By Adam McMurtrey, Industrial Sales Engineer of ExxonMobil, Midwest
75% of all industrial equipment failures are linked to oil contamination. Therefore, maintaining proper oil cleanliness with the right types of filters is critical to the success of any manufacturing operation. Oil contamination from particulate accelerates the rate of component wear and can lead to premature component failure. As a result of improved filtration, studies show that improving filtration, as measured by the International Organization for Standardization (ISO) cleanliness code, can extend the life of manufacturing equipment by 1.3 to 3 times or more.1 Additionally, as the oil is cleaned through proper filtration, it is common to extend the life of the oil as well.
Ensuring the cleanliness of the oils and lubricants you’re using can help mitigate these issues and lead to longer equipment life, less unscheduled downtime, and reduced maintenance costs.
Oil cleanliness is measured using the International Organization for Standardization (ISO) cleanliness code to measure particle count per milliliter of oil for particles 4, 6, and 14 micron in size. This ISO code is expressed in 3 numbers: 16/14/11. When filtering your lubricant, you remove particles in the oil of all sizes.
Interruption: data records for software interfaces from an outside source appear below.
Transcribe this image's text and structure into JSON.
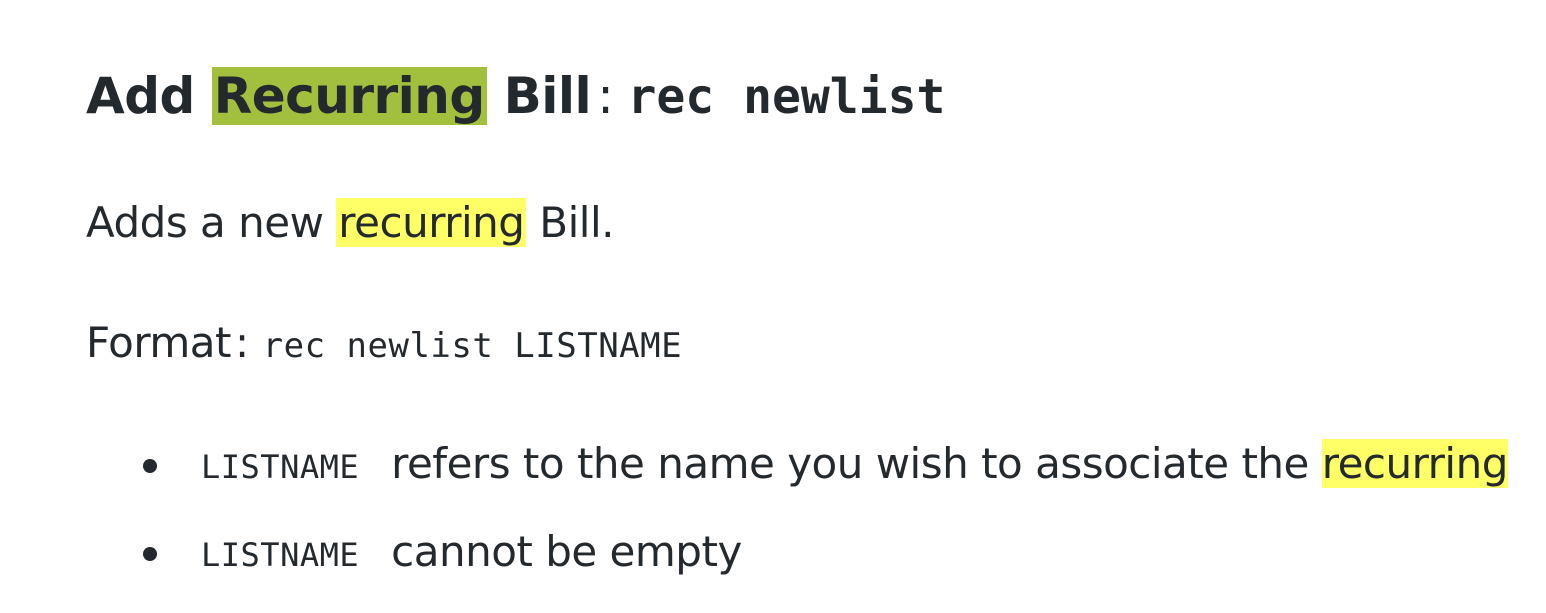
{
  "heading": {
    "prefix": "Add ",
    "highlight": "Recurring",
    "suffix": " Bill",
    "colon": ":",
    "command": "rec newlist"
  },
  "description": {
    "prefix": "Adds a new ",
    "highlight": "recurring",
    "suffix": " Bill."
  },
  "format": {
    "label": "Format",
    "colon": ":",
    "command": "rec newlist LISTNAME"
  },
  "bullets": [
    {
      "code": "LISTNAME",
      "text": "refers to the name you wish to associate the ",
      "highlight": "recurring"
    },
    {
      "code": "LISTNAME",
      "text": "cannot be empty"
    }
  ],
  "colors": {
    "text": "#24292e",
    "search_highlight_active": "#a2c03e",
    "search_highlight": "#ffff66"
  }
}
Effective oil filtration can be accomplished on almost all types of manufacturing equipment (e.g. pumps, gear boxes, combustion engines, compressors, vacuum pumps, hydraulics, etc.) To extend the life of equipment throughout your facility, an important component is care for the oil in machines. Oil filters are designed to remove contaminants from oil while it circulates through the host machine. This post will share a basic understanding of filter components, highlighting how these critical devices work and what operators should consider when selecting a filter.
A discussion of oil filters should start with the filter media, which is actual material used to capture a contaminant. It is typically in sheet form, folded to expose maximum surface area. The most common media include wire mesh, cellulose, fiberglass or other synthetic materials.
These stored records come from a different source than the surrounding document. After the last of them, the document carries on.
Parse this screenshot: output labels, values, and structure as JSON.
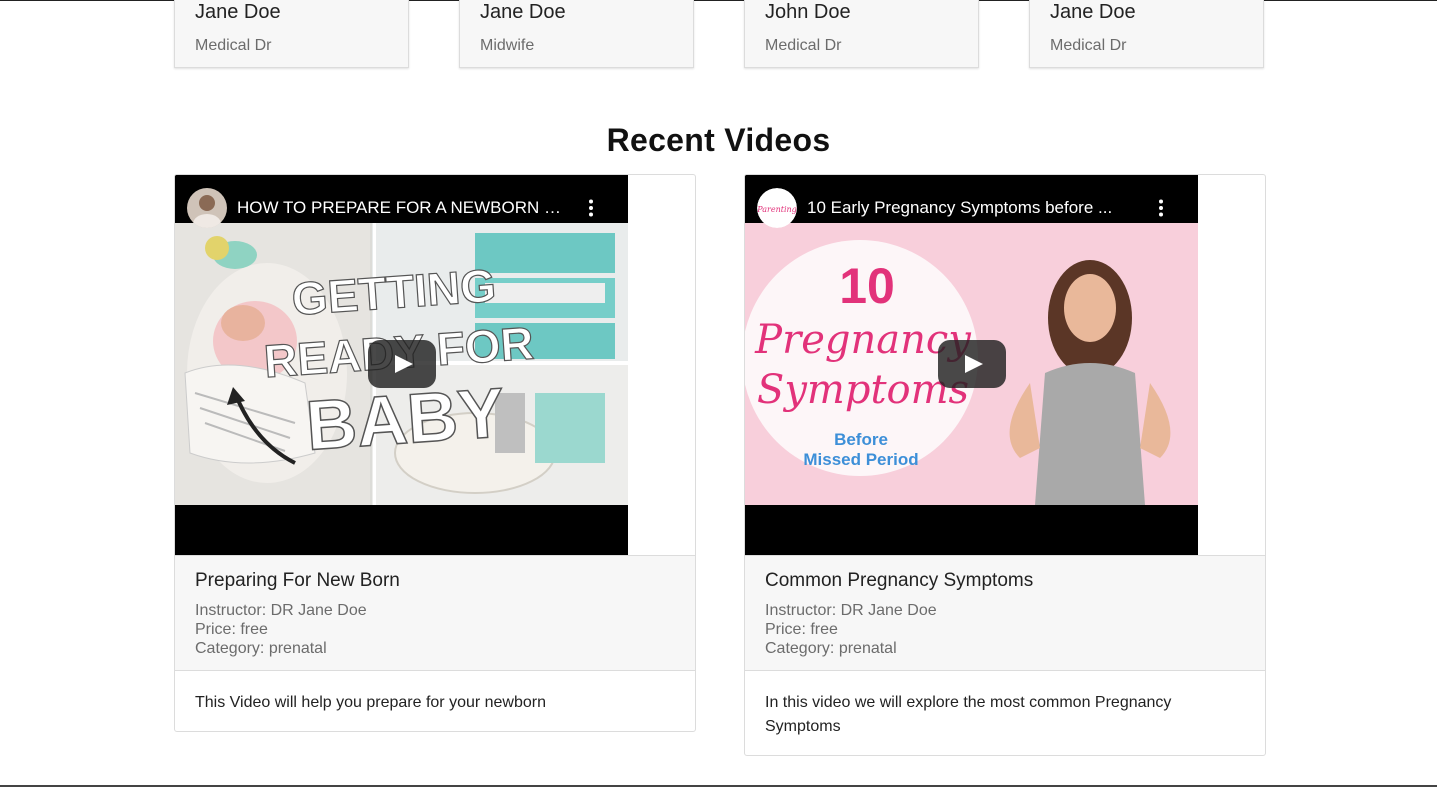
{
  "doctors": [
    {
      "name": "Jane Doe",
      "role": "Medical Dr"
    },
    {
      "name": "Jane Doe",
      "role": "Midwife"
    },
    {
      "name": "John Doe",
      "role": "Medical Dr"
    },
    {
      "name": "Jane Doe",
      "role": "Medical Dr"
    }
  ],
  "section": {
    "title": "Recent Videos"
  },
  "videos": [
    {
      "player_title": "HOW TO PREPARE FOR A NEWBORN B...",
      "thumb_text": [
        "GETTING",
        "READY FOR",
        "BABY"
      ],
      "title": "Preparing For New Born",
      "instructor": "Instructor: DR Jane Doe",
      "price": "Price: free",
      "category": "Category: prenatal",
      "description": "This Video will help you prepare for your newborn"
    },
    {
      "player_title": "10 Early Pregnancy Symptoms before ...",
      "thumb_text": [
        "10",
        "Pregnancy",
        "Symptoms",
        "Before",
        "Missed Period"
      ],
      "channel_logo_text": "Parenting",
      "title": "Common Pregnancy Symptoms",
      "instructor": "Instructor: DR Jane Doe",
      "price": "Price: free",
      "category": "Category: prenatal",
      "description": "In this video we will explore the most common Pregnancy Symptoms"
    }
  ],
  "colors": {
    "card_bg": "#f7f7f7",
    "border": "#dcdcdc",
    "muted_text": "#6c6c6c",
    "play_button": "#212121",
    "thumb2_pink": "#f6c9d6",
    "thumb2_text": "#e2327a"
  }
}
The type of filter media to be used depends on the filtration design. There are two common types of filters:
- Full-Flow Filters: Draw all the oil through the filter media
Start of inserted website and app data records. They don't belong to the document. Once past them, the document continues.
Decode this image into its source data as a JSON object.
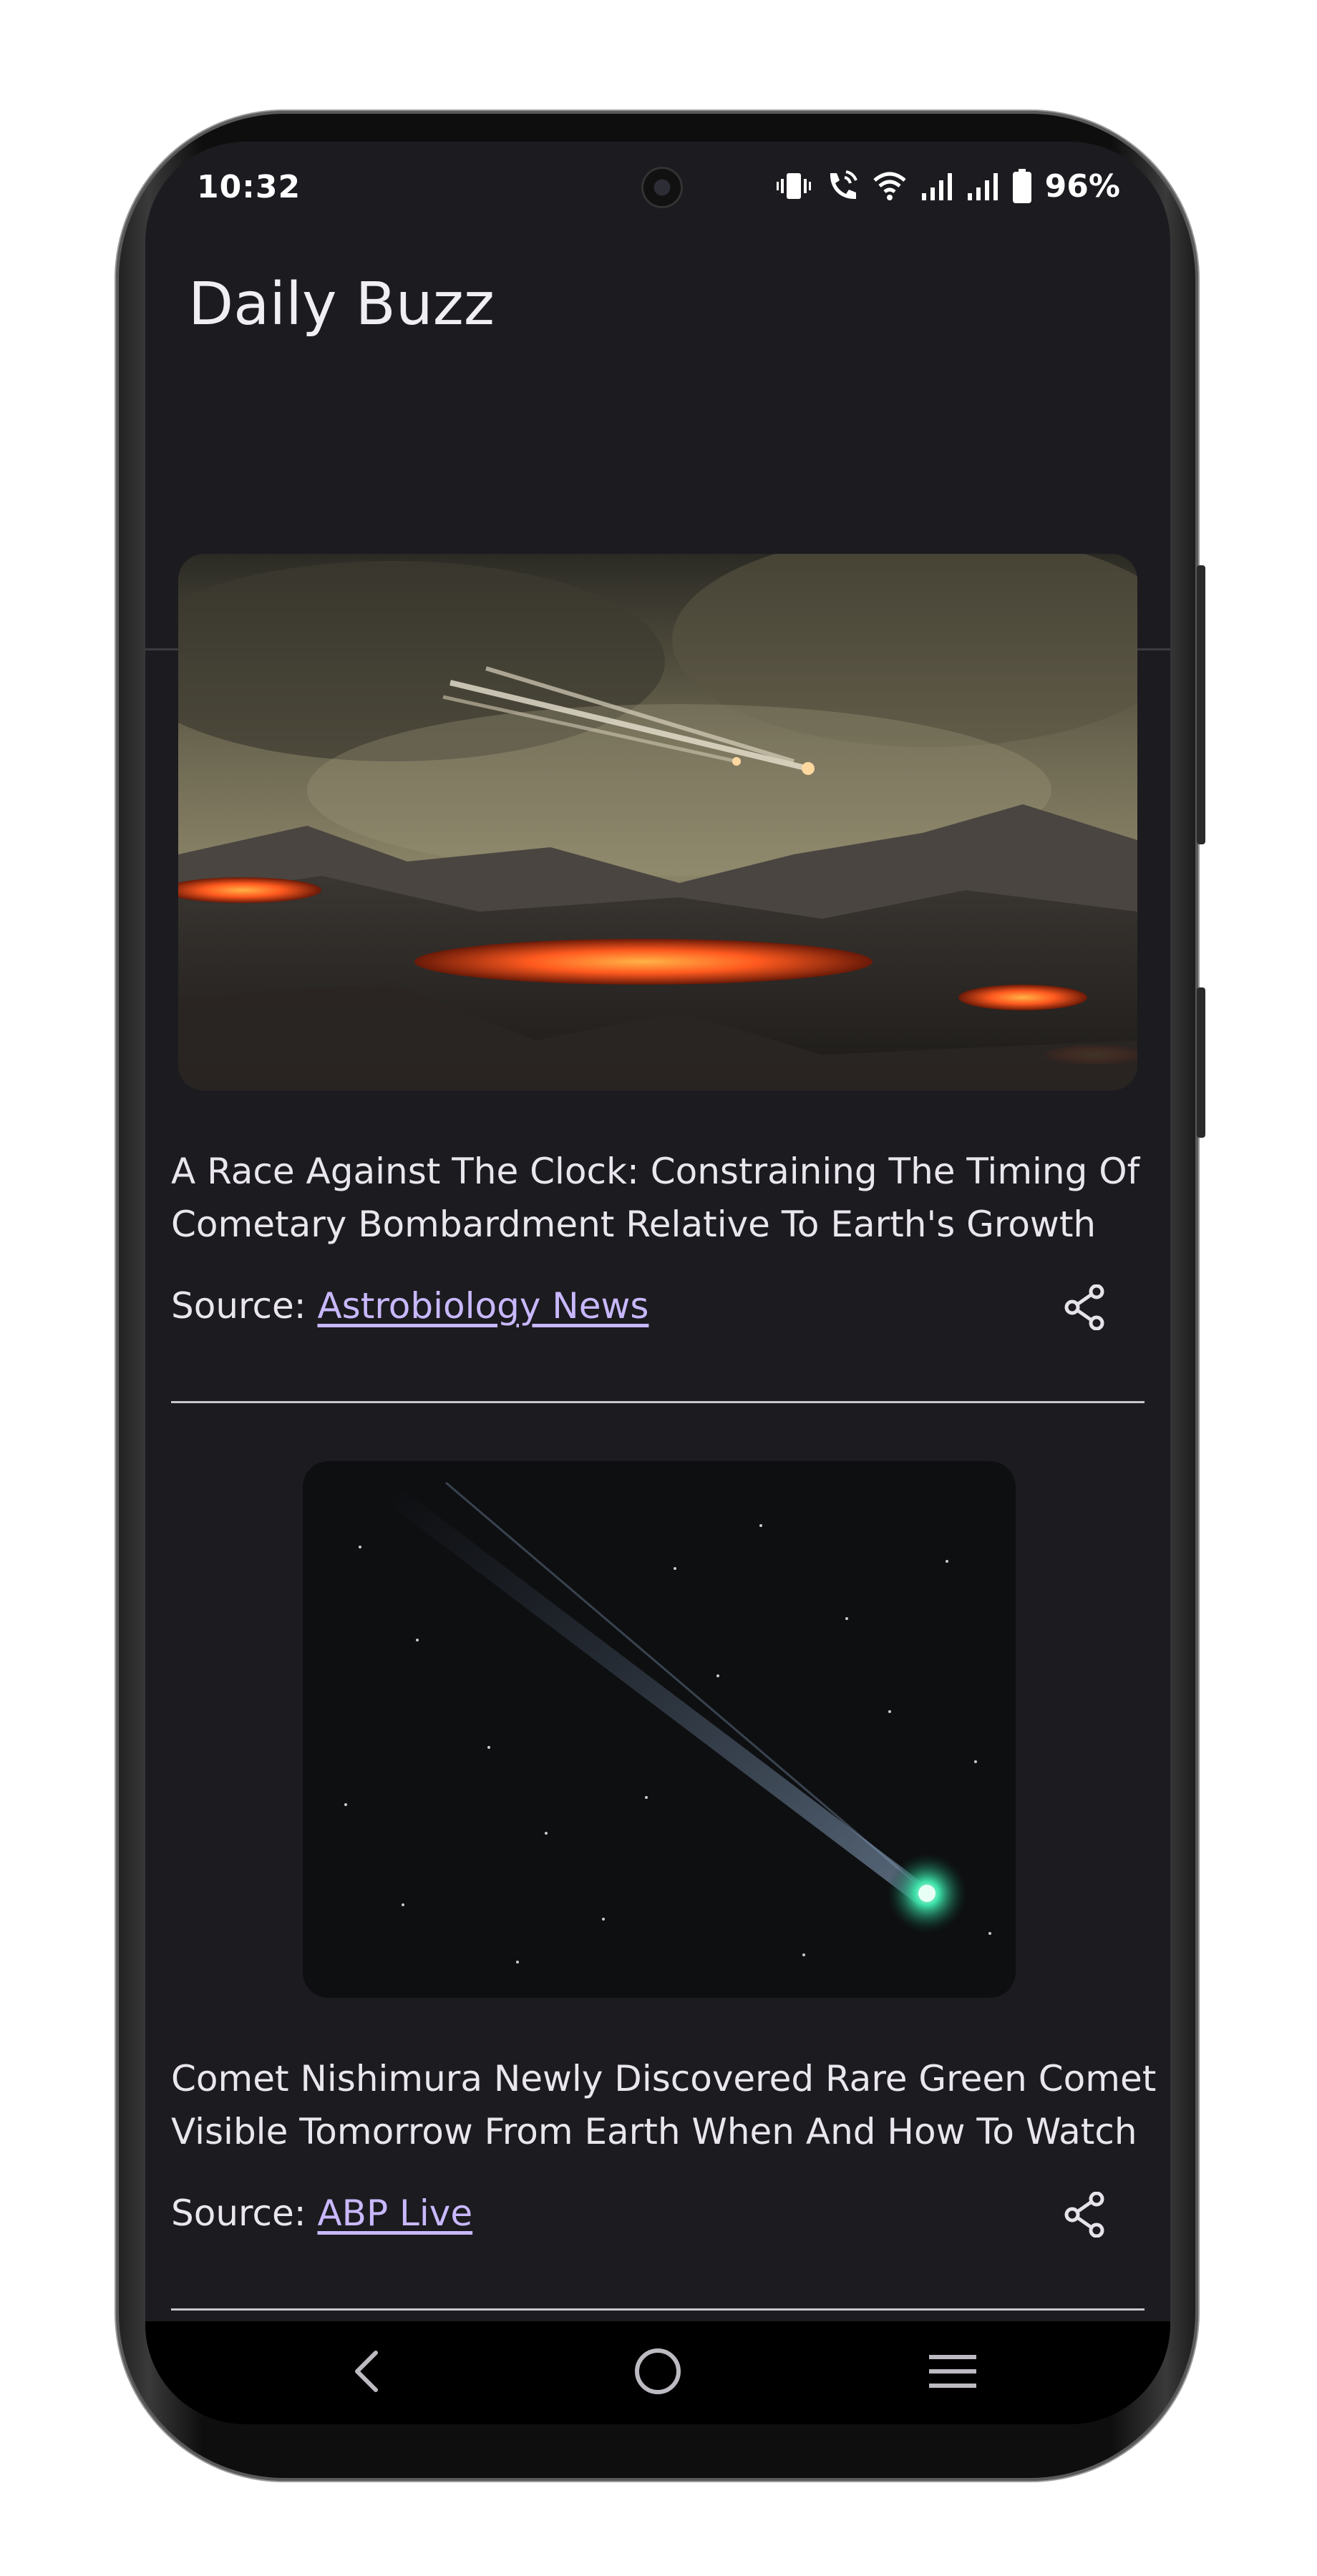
{
  "status_bar": {
    "time": "10:32",
    "battery": "96%",
    "icons": [
      "vibrate-icon",
      "wifi-calling-icon",
      "wifi-icon",
      "signal-icon",
      "signal-icon",
      "battery-icon"
    ]
  },
  "app": {
    "title": "Daily Buzz"
  },
  "tabs": [
    {
      "icon": "laptop-icon",
      "selected": false
    },
    {
      "icon": "briefcase-icon",
      "selected": false
    },
    {
      "icon": "flask-icon",
      "selected": true
    },
    {
      "icon": "menu-icon",
      "selected": false
    }
  ],
  "articles": [
    {
      "title": "A Race Against The Clock: Constraining The Timing Of Cometary Bombardment Relative To Earth's Growth",
      "source_prefix": "Source: ",
      "source": "Astrobiology News"
    },
    {
      "title": "Comet Nishimura Newly Discovered Rare Green Comet Visible Tomorrow From Earth When And How To Watch",
      "source_prefix": "Source: ",
      "source": "ABP Live"
    }
  ],
  "nav": {
    "icons": [
      "back-icon",
      "home-icon",
      "recents-icon"
    ]
  },
  "colors": {
    "background": "#1c1b1f",
    "accent": "#c9b8ff",
    "text": "#e9e6ee"
  }
}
- Bypass Filters: Filter a fraction of the oil at a finer size of contaminant than full-flow, requires synthetic media types such as cellulose that are better at trapping small contaminants.
We recommend you work with your filter OEM, equipment builder or lubricant supplier to understand which filtration design and filter media type is best for your equipment.
In addition to filtration design and media type, operators need to consider filter efficiency. Filter efficiency refers to a measure of a filter's ability to collect and retain particles of a specific size, and can be expressed using the nominal, absolute or beta ratings – the most reliable of which is the beta rating.
- Nominal rating: Value indicated by the filter manufacturer based on weight percent removal. Not a reliable measure of filter efficiency as results are not reproducible.
- Absolute rating: Indicates the diameter of the largest hard spherical particle that will pass through a filter under specified test conditions. This rating identifies the largest opening in the filter element, and it does not tell you much about the filter’s ability to keep the fluid clean.
- Beta rating: Determined by the number of particles that pass through a filter even though they are sized above the micron rating, expressed as a beta ratio. Beta ratios are often expressed as an efficiency percentage to more clearly indicate a filter’s ability to control contamination:
- βx = number of upstream particles greater than (x) microns / number of downstream particles greater than (x) microns
- Efficiency % = [(β - 1) / β] x 100
Example: if a 5-micron filter element has 1,000,000 particles and allows 1,000 particles through, its Beta ratio is:
1,000,000 (Before Filter) / 1,000 (After Filter) = β1000.
- Efficiency % = [(1,000 – 1) / 1,000] x 100 = 99.9% effective.
In addition to size and efficiency, operators must consider a filter’s dirt-holding capacity (DHC). This refers to the total amount of contaminants that may be trapped by the filter and is related to the physical size of the filter.
Why all of these filter fundamentals so important?
We often hear operators in the field describe their filter size, but they don’t always then consider that filter’s beta rating and dirt holding capacity. Without this understanding, operators who think they’re saving money could in fact be losing money over the long-term.
For example, cheaper filters of a given size have lower efficiency and DHC. Depending on the application, this reduced efficiency can lead to poor filtration, which could in turn impact equipment performance. That’s why it’s critical to select the right filter for the job. Operators should work with their equipment OEM, filter OEM or lubricant supplier to determine which filter is best suited for the application.
Selecting the proper filtration to extend the life of equipment is an investment in your facility and the future of your company.
From Missouri Enterprise: After meeting with Adam on several occasions to hear his enthusiasm and scientific explanation of oil and lubricant, we finally sat down with him and his ExxonMobil team. What we learned was that the knee jerk reaction we all have to that sticker on our windshield window of our car, reminding us of when to get the oil changed, is not the same when we arrive to the factory. We tend to put it off way too long at work—and like the engine in our vehicles, the equipment cannot perform without this important maintenance. If you are interested in learning more about this, connect with your Area Business Manager.